Data extract:
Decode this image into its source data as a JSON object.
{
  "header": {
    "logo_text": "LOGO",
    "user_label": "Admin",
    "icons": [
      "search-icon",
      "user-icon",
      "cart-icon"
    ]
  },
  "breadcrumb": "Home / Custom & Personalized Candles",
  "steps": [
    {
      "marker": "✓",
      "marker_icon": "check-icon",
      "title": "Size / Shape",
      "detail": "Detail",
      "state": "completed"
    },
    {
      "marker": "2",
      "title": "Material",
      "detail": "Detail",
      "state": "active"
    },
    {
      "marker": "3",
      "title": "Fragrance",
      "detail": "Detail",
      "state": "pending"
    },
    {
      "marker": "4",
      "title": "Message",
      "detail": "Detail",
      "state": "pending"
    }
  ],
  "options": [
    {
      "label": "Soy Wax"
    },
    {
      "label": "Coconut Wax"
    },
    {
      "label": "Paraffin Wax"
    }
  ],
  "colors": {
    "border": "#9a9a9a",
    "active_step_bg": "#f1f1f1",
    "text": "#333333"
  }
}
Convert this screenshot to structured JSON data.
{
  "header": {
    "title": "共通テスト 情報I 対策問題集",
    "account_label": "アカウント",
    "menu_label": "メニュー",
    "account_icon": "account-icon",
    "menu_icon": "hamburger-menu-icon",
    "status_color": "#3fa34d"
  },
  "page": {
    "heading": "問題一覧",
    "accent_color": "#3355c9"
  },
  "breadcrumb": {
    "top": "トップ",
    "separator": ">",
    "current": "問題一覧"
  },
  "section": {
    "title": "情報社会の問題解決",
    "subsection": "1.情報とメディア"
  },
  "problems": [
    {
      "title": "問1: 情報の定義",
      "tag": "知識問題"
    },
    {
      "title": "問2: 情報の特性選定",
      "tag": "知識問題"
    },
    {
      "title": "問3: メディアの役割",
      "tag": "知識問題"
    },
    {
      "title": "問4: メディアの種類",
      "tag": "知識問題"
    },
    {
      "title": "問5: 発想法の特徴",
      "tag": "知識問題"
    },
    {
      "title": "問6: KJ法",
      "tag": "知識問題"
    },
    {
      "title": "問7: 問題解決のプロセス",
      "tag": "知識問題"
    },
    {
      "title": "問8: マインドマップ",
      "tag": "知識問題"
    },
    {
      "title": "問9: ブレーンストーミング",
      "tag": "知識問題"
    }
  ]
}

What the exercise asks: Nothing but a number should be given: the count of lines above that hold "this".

Your response: 2